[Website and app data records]
--- START ---
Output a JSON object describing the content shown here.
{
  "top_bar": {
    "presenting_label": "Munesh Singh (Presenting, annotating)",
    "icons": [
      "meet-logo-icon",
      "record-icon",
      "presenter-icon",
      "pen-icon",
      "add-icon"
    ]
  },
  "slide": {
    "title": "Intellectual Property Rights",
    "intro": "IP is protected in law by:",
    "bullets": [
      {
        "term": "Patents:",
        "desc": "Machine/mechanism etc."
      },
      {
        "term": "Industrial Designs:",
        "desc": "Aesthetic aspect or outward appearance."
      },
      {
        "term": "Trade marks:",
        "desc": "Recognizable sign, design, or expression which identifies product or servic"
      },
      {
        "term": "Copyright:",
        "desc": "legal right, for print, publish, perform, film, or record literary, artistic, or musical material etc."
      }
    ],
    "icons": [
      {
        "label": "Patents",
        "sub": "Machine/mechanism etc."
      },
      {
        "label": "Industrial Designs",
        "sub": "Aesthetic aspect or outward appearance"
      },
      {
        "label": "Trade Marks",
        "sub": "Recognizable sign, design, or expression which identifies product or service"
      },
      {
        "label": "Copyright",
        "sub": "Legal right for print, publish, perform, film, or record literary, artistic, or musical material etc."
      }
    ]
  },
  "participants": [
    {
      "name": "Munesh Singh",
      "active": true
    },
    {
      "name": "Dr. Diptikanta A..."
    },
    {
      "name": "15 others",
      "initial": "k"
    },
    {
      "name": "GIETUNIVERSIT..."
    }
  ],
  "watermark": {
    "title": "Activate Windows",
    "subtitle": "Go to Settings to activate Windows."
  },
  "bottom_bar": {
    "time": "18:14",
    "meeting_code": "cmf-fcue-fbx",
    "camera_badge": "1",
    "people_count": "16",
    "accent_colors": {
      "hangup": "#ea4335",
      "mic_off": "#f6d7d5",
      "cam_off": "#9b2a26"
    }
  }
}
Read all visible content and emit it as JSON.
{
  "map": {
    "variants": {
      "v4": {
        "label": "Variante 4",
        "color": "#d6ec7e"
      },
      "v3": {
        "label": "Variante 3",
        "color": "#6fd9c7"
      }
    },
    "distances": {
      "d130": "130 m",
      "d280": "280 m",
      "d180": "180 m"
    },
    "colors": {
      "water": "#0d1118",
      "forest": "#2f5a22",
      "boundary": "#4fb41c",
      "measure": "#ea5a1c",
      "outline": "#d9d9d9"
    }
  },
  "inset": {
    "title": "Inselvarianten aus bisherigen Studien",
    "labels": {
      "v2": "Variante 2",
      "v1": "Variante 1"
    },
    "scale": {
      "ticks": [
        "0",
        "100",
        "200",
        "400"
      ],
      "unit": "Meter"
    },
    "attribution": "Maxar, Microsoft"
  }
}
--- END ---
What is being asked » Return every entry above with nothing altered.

Result of this exercise »
Output a JSON object describing the content shown here.
{
  "top_bar": {
    "presenting_label": "Munesh Singh (Presenting, annotating)",
    "icons": [
      "meet-logo-icon",
      "record-icon",
      "presenter-icon",
      "pen-icon",
      "add-icon"
    ]
  },
  "slide": {
    "title": "Intellectual Property Rights",
    "intro": "IP is protected in law by:",
    "bullets": [
      {
        "term": "Patents:",
        "desc": "Machine/mechanism etc."
      },
      {
        "term": "Industrial Designs:",
        "desc": "Aesthetic aspect or outward appearance."
      },
      {
        "term": "Trade marks:",
        "desc": "Recognizable sign, design, or expression which identifies product or servic"
      },
      {
        "term": "Copyright:",
        "desc": "legal right, for print, publish, perform, film, or record literary, artistic, or musical material etc."
      }
    ],
    "icons": [
      {
        "label": "Patents",
        "sub": "Machine/mechanism etc."
      },
      {
        "label": "Industrial Designs",
        "sub": "Aesthetic aspect or outward appearance"
      },
      {
        "label": "Trade Marks",
        "sub": "Recognizable sign, design, or expression which identifies product or service"
      },
      {
        "label": "Copyright",
        "sub": "Legal right for print, publish, perform, film, or record literary, artistic, or musical material etc."
      }
    ]
  },
  "participants": [
    {
      "name": "Munesh Singh",
      "active": true
    },
    {
      "name": "Dr. Diptikanta A..."
    },
    {
      "name": "15 others",
      "initial": "k"
    },
    {
      "name": "GIETUNIVERSIT..."
    }
  ],
  "watermark": {
    "title": "Activate Windows",
    "subtitle": "Go to Settings to activate Windows."
  },
  "bottom_bar": {
    "time": "18:14",
    "meeting_code": "cmf-fcue-fbx",
    "camera_badge": "1",
    "people_count": "16",
    "accent_colors": {
      "hangup": "#ea4335",
      "mic_off": "#f6d7d5",
      "cam_off": "#9b2a26"
    }
  }
}
Read all visible content and emit it as JSON.
{
  "map": {
    "variants": {
      "v4": {
        "label": "Variante 4",
        "color": "#d6ec7e"
      },
      "v3": {
        "label": "Variante 3",
        "color": "#6fd9c7"
      }
    },
    "distances": {
      "d130": "130 m",
      "d280": "280 m",
      "d180": "180 m"
    },
    "colors": {
      "water": "#0d1118",
      "forest": "#2f5a22",
      "boundary": "#4fb41c",
      "measure": "#ea5a1c",
      "outline": "#d9d9d9"
    }
  },
  "inset": {
    "title": "Inselvarianten aus bisherigen Studien",
    "labels": {
      "v2": "Variante 2",
      "v1": "Variante 1"
    },
    "scale": {
      "ticks": [
        "0",
        "100",
        "200",
        "400"
      ],
      "unit": "Meter"
    },
    "attribution": "Maxar, Microsoft"
  }
}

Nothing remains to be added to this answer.